▶ [Task item]: When the string "mutual" appears in a line of the records, show the whole line.

▶ [Input records]:
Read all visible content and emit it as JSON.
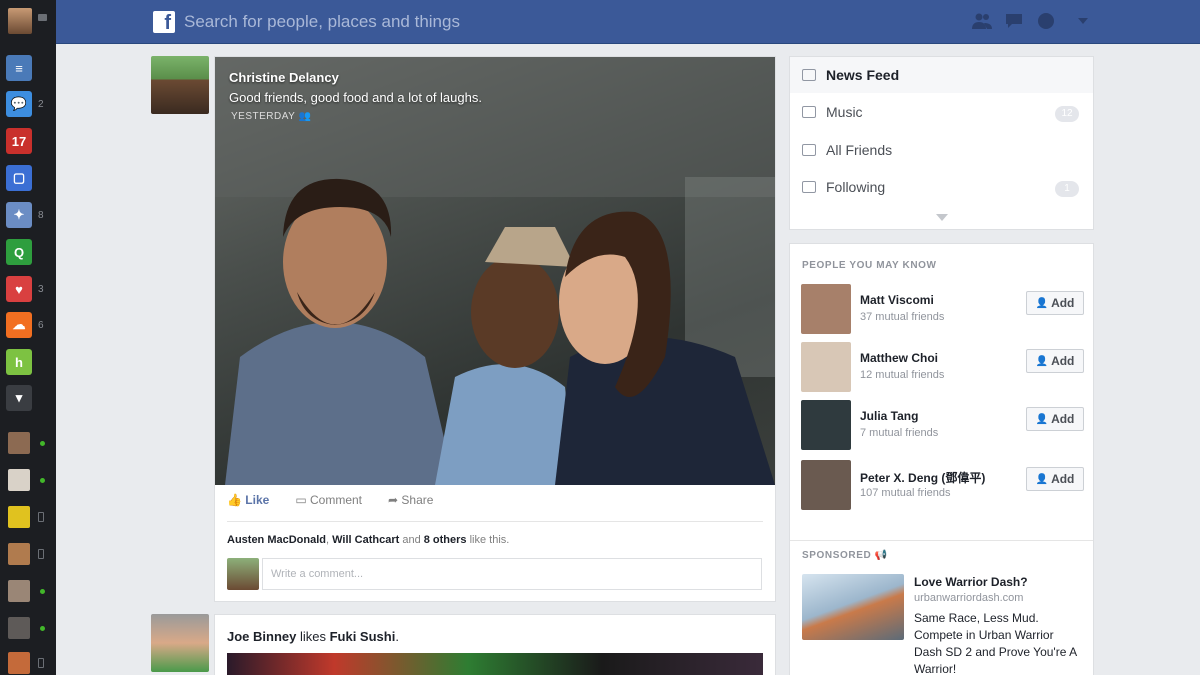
{
  "app": {
    "brand_color": "#3b5998",
    "search_placeholder": "Search for people, places and things"
  },
  "rail": {
    "apps": [
      {
        "name": "newsfeed-app",
        "color": "#4a7ab8",
        "glyph": "≡",
        "count": ""
      },
      {
        "name": "messages-app",
        "color": "#3d8ee0",
        "glyph": "💬",
        "count": "2"
      },
      {
        "name": "calendar-app",
        "color": "#c9302c",
        "glyph": "17",
        "count": ""
      },
      {
        "name": "notes-app",
        "color": "#3b6fd4",
        "glyph": "▢",
        "count": ""
      },
      {
        "name": "photos-app",
        "color": "#6b8dc4",
        "glyph": "✦",
        "count": "8"
      },
      {
        "name": "search-app",
        "color": "#2e9e3e",
        "glyph": "Q",
        "count": ""
      },
      {
        "name": "health-app",
        "color": "#d94040",
        "glyph": "♥",
        "count": "3"
      },
      {
        "name": "soundcloud-app",
        "color": "#f26f21",
        "glyph": "☁",
        "count": "6"
      },
      {
        "name": "houzz-app",
        "color": "#7dc242",
        "glyph": "h",
        "count": ""
      }
    ],
    "more_glyph": "▾"
  },
  "feed": {
    "post1": {
      "author": "Christine Delancy",
      "caption": "Good friends, good food and a lot of laughs.",
      "time": "YESTERDAY",
      "actions": {
        "like": "Like",
        "comment": "Comment",
        "share": "Share"
      },
      "likes": {
        "name1": "Austen MacDonald",
        "sep1": ", ",
        "name2": "Will Cathcart",
        "sep2": " and ",
        "others": "8 others",
        "suffix": " like this."
      },
      "comment_placeholder": "Write a comment..."
    },
    "post2": {
      "author": "Joe Binney",
      "verb": " likes ",
      "page": "Fuki Sushi",
      "end": "."
    }
  },
  "sidebar": {
    "nav": [
      {
        "label": "News Feed",
        "badge": ""
      },
      {
        "label": "Music",
        "badge": "12"
      },
      {
        "label": "All Friends",
        "badge": ""
      },
      {
        "label": "Following",
        "badge": "1"
      }
    ],
    "pymk_title": "PEOPLE YOU MAY KNOW",
    "add_label": "Add",
    "people": [
      {
        "name": "Matt Viscomi",
        "mutual": "37 mutual friends"
      },
      {
        "name": "Matthew Choi",
        "mutual": "12 mutual friends"
      },
      {
        "name": "Julia Tang",
        "mutual": "7 mutual friends"
      },
      {
        "name": "Peter X. Deng (鄧偉平)",
        "mutual": "107 mutual friends"
      }
    ],
    "sponsored_title": "SPONSORED",
    "ad": {
      "title": "Love Warrior Dash?",
      "url": "urbanwarriordash.com",
      "body": "Same Race, Less Mud. Compete in Urban Warrior Dash SD 2 and Prove You're A Warrior!"
    }
  }
}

▶ [Response]:
        "mutual": "37 mutual friends"
        "mutual": "12 mutual friends"
        "mutual": "7 mutual friends"
        "mutual": "107 mutual friends"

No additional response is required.